This one hurts sometimes, especially when egos are involved, but if you screwed up, you really have to get it together and deliver a genuine apology. Forget the blame-transferring apology, too ("I'm sorry if you expected something different"). You want your client to know that you really understand what happened, why it went wrong, and where it started and that they can trust that it wasn't just a random blunder that you tried to cover up but couldn't.
If it was a failure on the part of multiple people, acknowledge that there is a process in place that needs to be fixed.
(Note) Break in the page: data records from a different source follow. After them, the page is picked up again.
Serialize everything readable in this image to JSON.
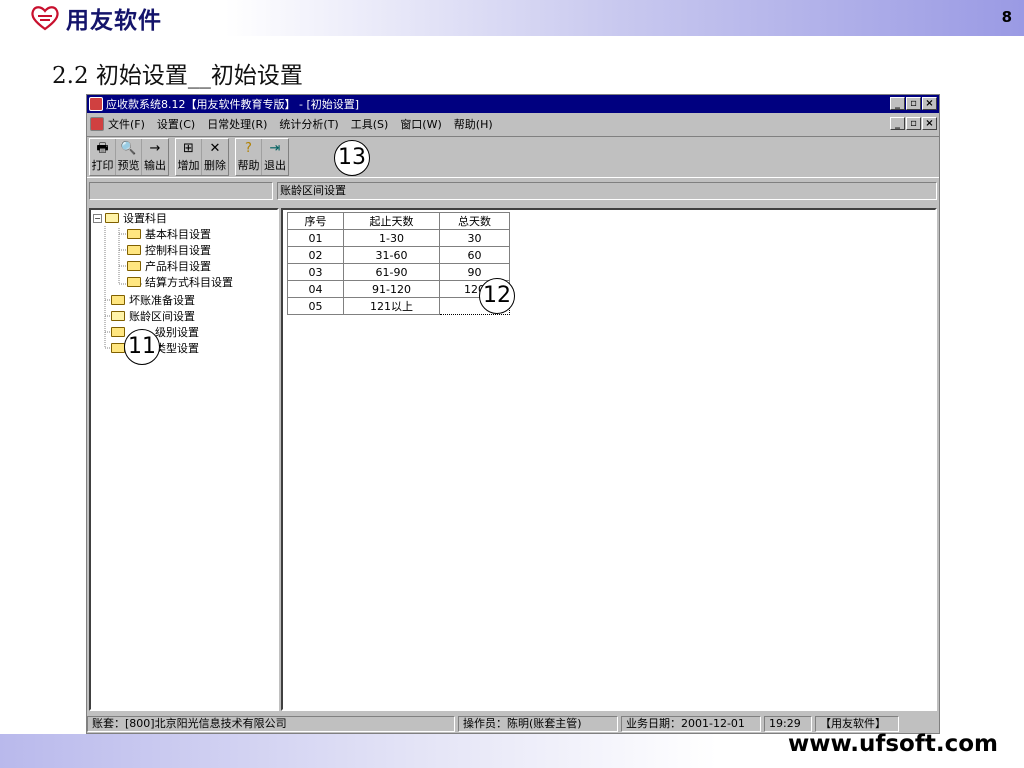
{
  "slide": {
    "brand": "用友软件",
    "page_number": "8",
    "title": "2.2 初始设置__初始设置",
    "footer_url": "www.ufsoft.com"
  },
  "window": {
    "title": "应收款系统8.12【用友软件教育专版】 - [初始设置]",
    "buttons": {
      "minimize": "_",
      "restore": "▫",
      "close": "×"
    }
  },
  "menu": [
    "文件(F)",
    "设置(C)",
    "日常处理(R)",
    "统计分析(T)",
    "工具(S)",
    "窗口(W)",
    "帮助(H)"
  ],
  "toolbar": {
    "groups": [
      [
        {
          "label": "打印",
          "icon": "printer-icon"
        },
        {
          "label": "预览",
          "icon": "preview-icon"
        },
        {
          "label": "输出",
          "icon": "export-icon"
        }
      ],
      [
        {
          "label": "增加",
          "icon": "add-icon"
        },
        {
          "label": "删除",
          "icon": "delete-icon"
        }
      ],
      [
        {
          "label": "帮助",
          "icon": "help-icon"
        },
        {
          "label": "退出",
          "icon": "exit-icon"
        }
      ]
    ]
  },
  "address": {
    "right_label": "账龄区间设置"
  },
  "tree": {
    "root": "设置科目",
    "children": [
      "基本科目设置",
      "控制科目设置",
      "产品科目设置",
      "结算方式科目设置"
    ],
    "siblings": [
      "坏账准备设置",
      "账龄区间设置",
      "级别设置",
      "类型设置"
    ]
  },
  "grid": {
    "headers": [
      "序号",
      "起止天数",
      "总天数"
    ],
    "rows": [
      [
        "01",
        "1-30",
        "30"
      ],
      [
        "02",
        "31-60",
        "60"
      ],
      [
        "03",
        "61-90",
        "90"
      ],
      [
        "04",
        "91-120",
        "120"
      ],
      [
        "05",
        "121以上",
        ""
      ]
    ]
  },
  "status": {
    "account": "账套：[800]北京阳光信息技术有限公司",
    "operator": "操作员：陈明(账套主管)",
    "business_date": "业务日期：2001-12-01",
    "time": "19:29",
    "brand": "【用友软件】"
  },
  "callouts": [
    "11",
    "12",
    "13"
  ]
}
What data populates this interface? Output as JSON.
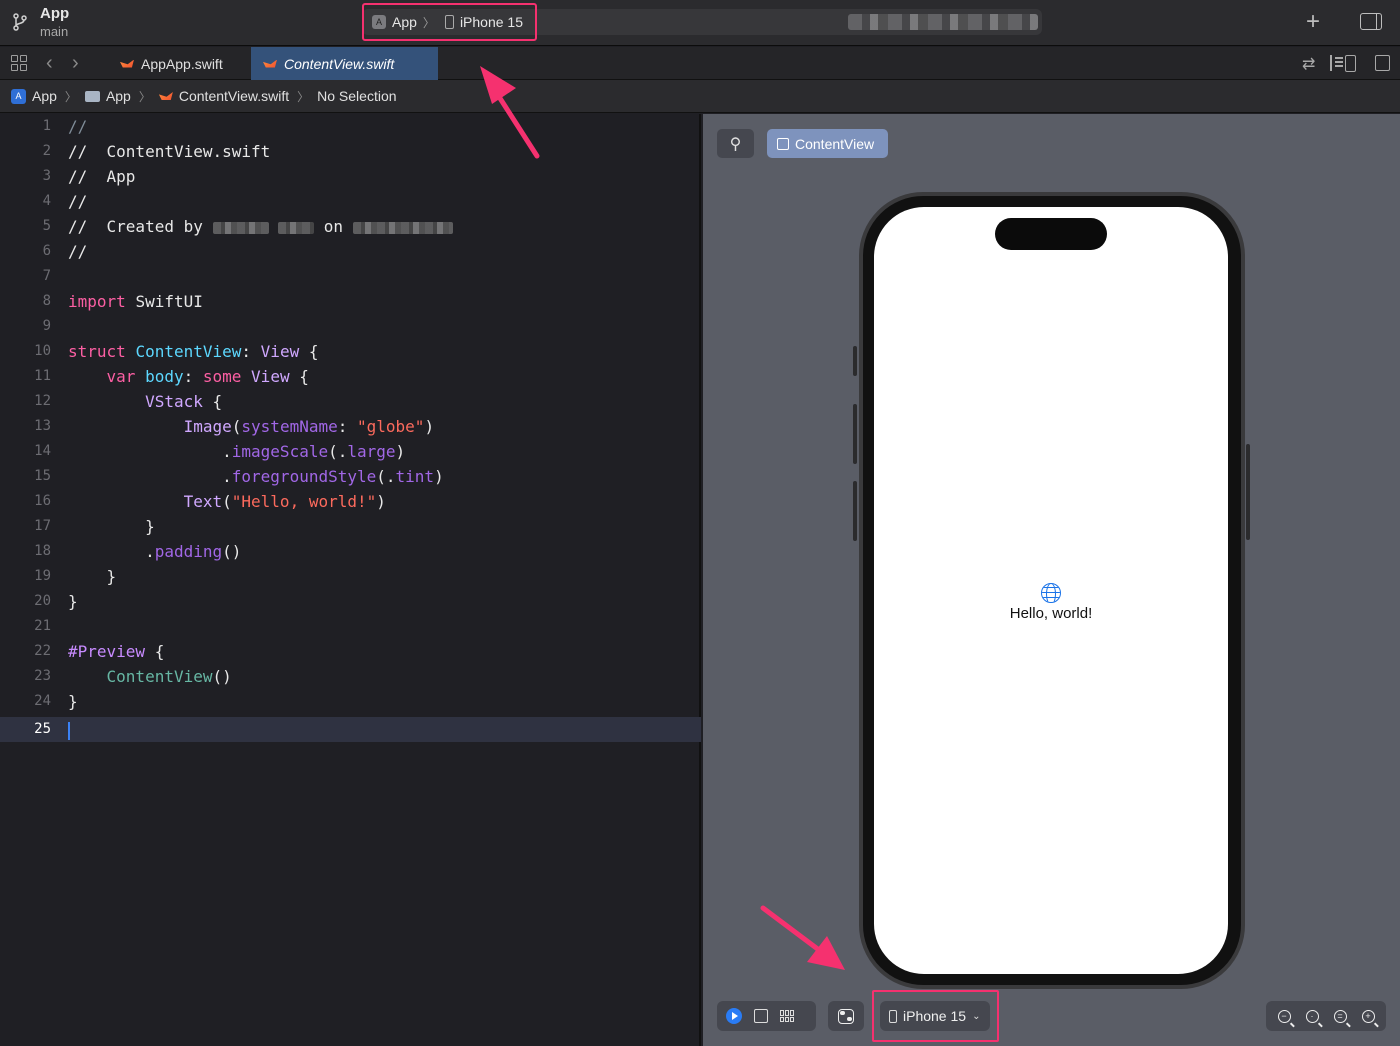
{
  "toolbar": {
    "project_name": "App",
    "branch": "main",
    "scheme_app": "App",
    "scheme_chevron": "〉",
    "scheme_device": "iPhone 15",
    "add_icon": "plus-icon",
    "inspector_icon": "sidebar-right-icon"
  },
  "tabs": [
    {
      "label": "AppApp.swift",
      "active": false
    },
    {
      "label": "ContentView.swift",
      "active": true
    }
  ],
  "jumpbar": {
    "items": [
      "App",
      "App",
      "ContentView.swift",
      "No Selection"
    ],
    "separator": "〉"
  },
  "editor": {
    "current_line": 25,
    "line_numbers": [
      "1",
      "2",
      "3",
      "4",
      "5",
      "6",
      "7",
      "8",
      "9",
      "10",
      "11",
      "12",
      "13",
      "14",
      "15",
      "16",
      "17",
      "18",
      "19",
      "20",
      "21",
      "22",
      "23",
      "24",
      "25"
    ],
    "tokens": {
      "comment": "//",
      "file_name": "ContentView.swift",
      "project": "App",
      "created_by": "Created by",
      "on": "on",
      "import": "import",
      "swiftui": "SwiftUI",
      "struct": "struct",
      "content_view": "ContentView",
      "view": "View",
      "var": "var",
      "body": "body",
      "some": "some",
      "vstack": "VStack",
      "image": "Image",
      "system_name": "systemName",
      "globe_str": "\"globe\"",
      "image_scale": "imageScale",
      "large": "large",
      "foreground_style": "foregroundStyle",
      "tint": "tint",
      "text": "Text",
      "hello_str": "\"Hello, world!\"",
      "padding": "padding",
      "preview": "#Preview",
      "content_view_call": "ContentView"
    }
  },
  "canvas": {
    "pin_icon": "pin-icon",
    "preview_button": "ContentView",
    "preview_text": "Hello, world!",
    "preview_icon": "globe-icon",
    "device_label": "iPhone 15",
    "device_chevron": "⌄"
  },
  "colors": {
    "highlight": "#f5316f",
    "active_tab": "#34527a",
    "accent": "#2a7cf5"
  }
}
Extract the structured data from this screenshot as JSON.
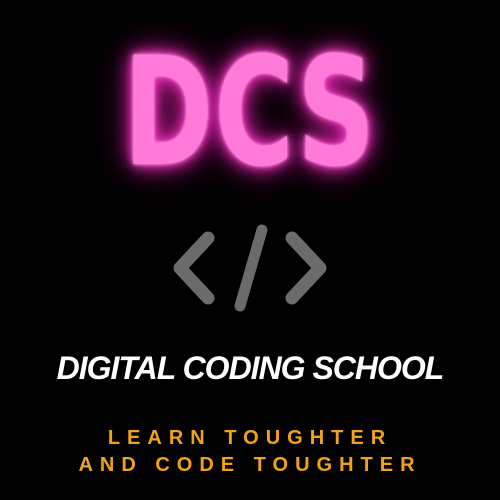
{
  "logo": {
    "text": "DCS",
    "color": "#ff7ad9",
    "glow_color": "#ff2fc4"
  },
  "icon": {
    "name": "code-brackets-icon",
    "color": "#6b6b6b"
  },
  "title": "DIGITAL CODING SCHOOL",
  "tagline": {
    "line1": "LEARN TOUGHTER",
    "line2": "AND CODE TOUGHTER",
    "color": "#f0a21c"
  },
  "background": "#000000"
}
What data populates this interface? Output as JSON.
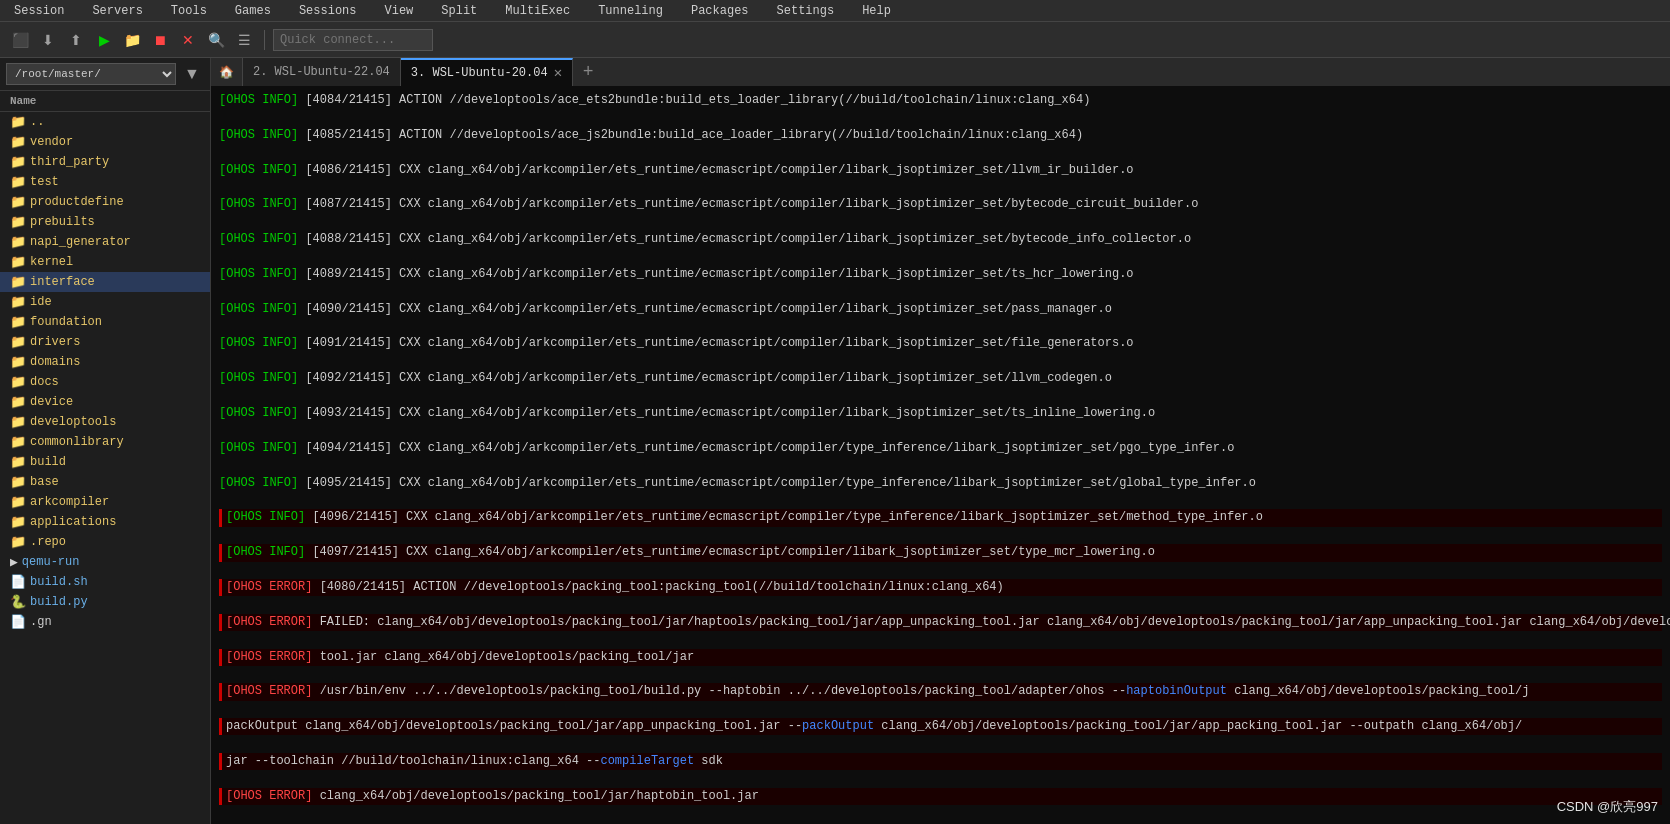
{
  "menubar": {
    "items": [
      "Session",
      "Servers",
      "Tools",
      "Games",
      "Sessions",
      "View",
      "Split",
      "MultiExec",
      "Tunneling",
      "Packages",
      "Settings",
      "Help"
    ]
  },
  "toolbar": {
    "quick_connect_placeholder": "Quick connect...",
    "path_value": "/root/master/"
  },
  "tabs": [
    {
      "id": "home",
      "label": "🏠",
      "active": false
    },
    {
      "id": "tab1",
      "label": "2. WSL-Ubuntu-22.04",
      "active": false
    },
    {
      "id": "tab2",
      "label": "3. WSL-Ubuntu-20.04",
      "active": true
    }
  ],
  "sidebar": {
    "header": "Name",
    "items": [
      {
        "type": "parent",
        "name": "..",
        "icon": "📁"
      },
      {
        "type": "folder",
        "name": "vendor",
        "icon": "📁"
      },
      {
        "type": "folder",
        "name": "third_party",
        "icon": "📁"
      },
      {
        "type": "folder",
        "name": "test",
        "icon": "📁"
      },
      {
        "type": "folder",
        "name": "productdefine",
        "icon": "📁"
      },
      {
        "type": "folder",
        "name": "prebuilts",
        "icon": "📁"
      },
      {
        "type": "folder",
        "name": "napi_generator",
        "icon": "📁"
      },
      {
        "type": "folder",
        "name": "kernel",
        "icon": "📁"
      },
      {
        "type": "folder",
        "name": "interface",
        "icon": "📁",
        "selected": true
      },
      {
        "type": "folder",
        "name": "ide",
        "icon": "📁"
      },
      {
        "type": "folder",
        "name": "foundation",
        "icon": "📁"
      },
      {
        "type": "folder",
        "name": "drivers",
        "icon": "📁"
      },
      {
        "type": "folder",
        "name": "domains",
        "icon": "📁"
      },
      {
        "type": "folder",
        "name": "docs",
        "icon": "📁"
      },
      {
        "type": "folder",
        "name": "device",
        "icon": "📁"
      },
      {
        "type": "folder",
        "name": "developtools",
        "icon": "📁"
      },
      {
        "type": "folder",
        "name": "commonlibrary",
        "icon": "📁"
      },
      {
        "type": "folder",
        "name": "build",
        "icon": "📁"
      },
      {
        "type": "folder",
        "name": "base",
        "icon": "📁"
      },
      {
        "type": "folder",
        "name": "arkcompiler",
        "icon": "📁"
      },
      {
        "type": "folder",
        "name": "applications",
        "icon": "📁"
      },
      {
        "type": "folder",
        "name": ".repo",
        "icon": "📁"
      },
      {
        "type": "script",
        "name": "qemu-run",
        "icon": "▶"
      },
      {
        "type": "script",
        "name": "build.sh",
        "icon": "📄"
      },
      {
        "type": "script",
        "name": "build.py",
        "icon": "🐍"
      },
      {
        "type": "file",
        "name": ".gn",
        "icon": "📄"
      }
    ]
  },
  "watermark": "CSDN @欣亮997"
}
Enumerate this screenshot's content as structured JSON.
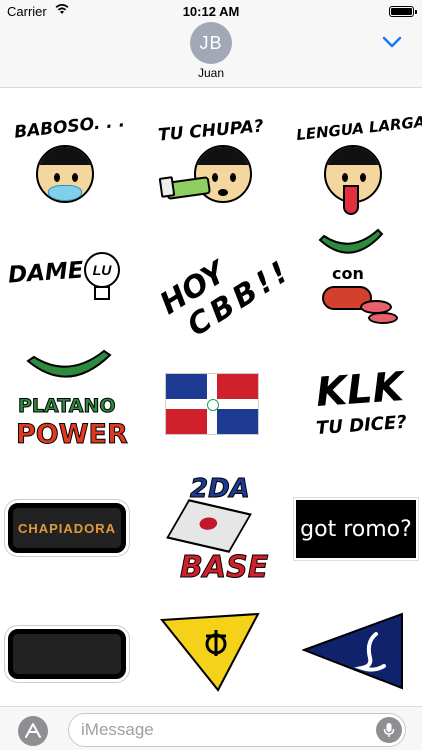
{
  "status_bar": {
    "carrier": "Carrier",
    "time": "10:12 AM"
  },
  "header": {
    "avatar_initials": "JB",
    "contact_name": "Juan"
  },
  "stickers": [
    {
      "caption": "BABOSO. . ."
    },
    {
      "caption": "TU CHUPA?"
    },
    {
      "caption": "LENGUA LARGA!"
    },
    {
      "caption": "DAME",
      "bulb_text": "LU"
    },
    {
      "caption_line1": "HOY",
      "caption_line2": "CBB!!"
    },
    {
      "caption": "con"
    },
    {
      "caption_line1": "PLATANO",
      "caption_line2": "POWER"
    },
    {
      "caption": ""
    },
    {
      "caption_line1": "KLK",
      "caption_line2": "TU DICE?"
    },
    {
      "caption": "CHAPIADORA"
    },
    {
      "caption_line1": "2DA",
      "caption_line2": "BASE"
    },
    {
      "caption": "got romo?"
    },
    {
      "caption": ""
    },
    {
      "caption": ""
    },
    {
      "caption": ""
    }
  ],
  "input_bar": {
    "placeholder": "iMessage"
  },
  "colors": {
    "header_bg": "#f7f7f7",
    "accent_blue": "#1a7cf5",
    "avatar_gray": "#a2a8b5",
    "plantain_green": "#2e8b3e",
    "power_red": "#e03a1e",
    "flag_blue": "#1f3a93",
    "flag_red": "#d0202b",
    "pennant_yellow": "#f4d21a",
    "pennant_navy": "#10226b"
  }
}
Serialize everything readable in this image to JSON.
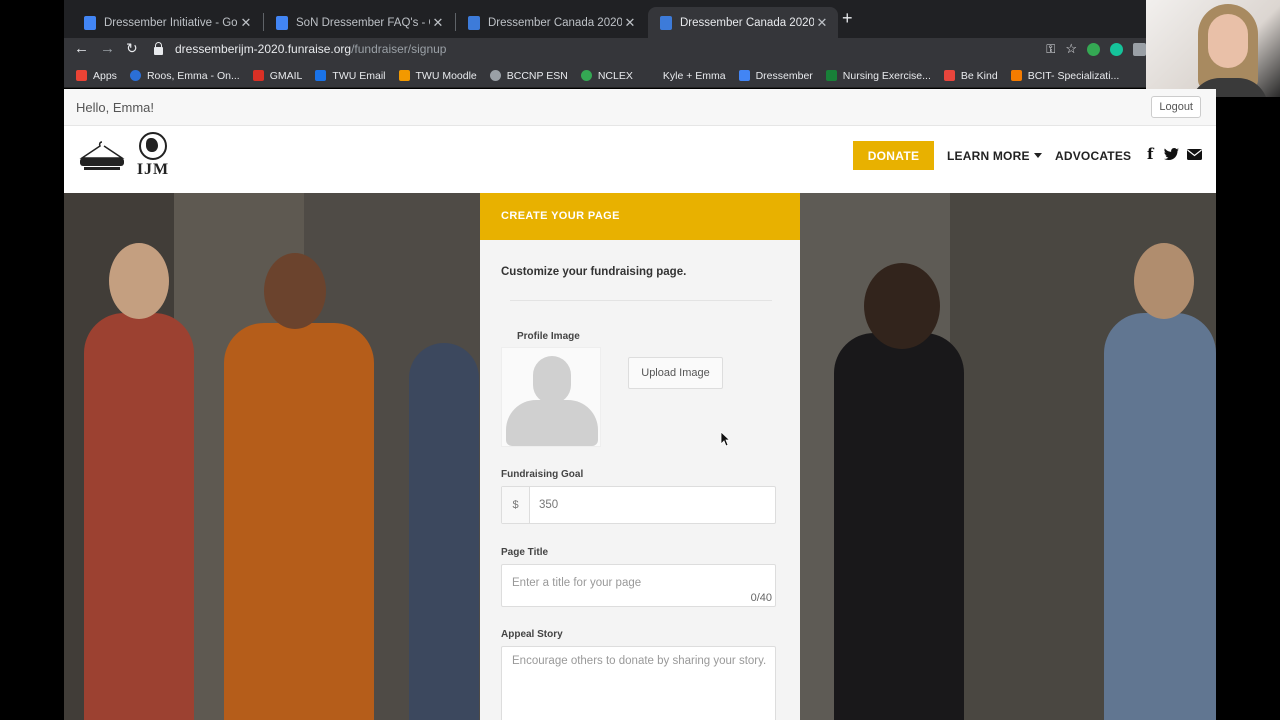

Whatever the issue is, make them aware that you see it fully and are aware of the need for change.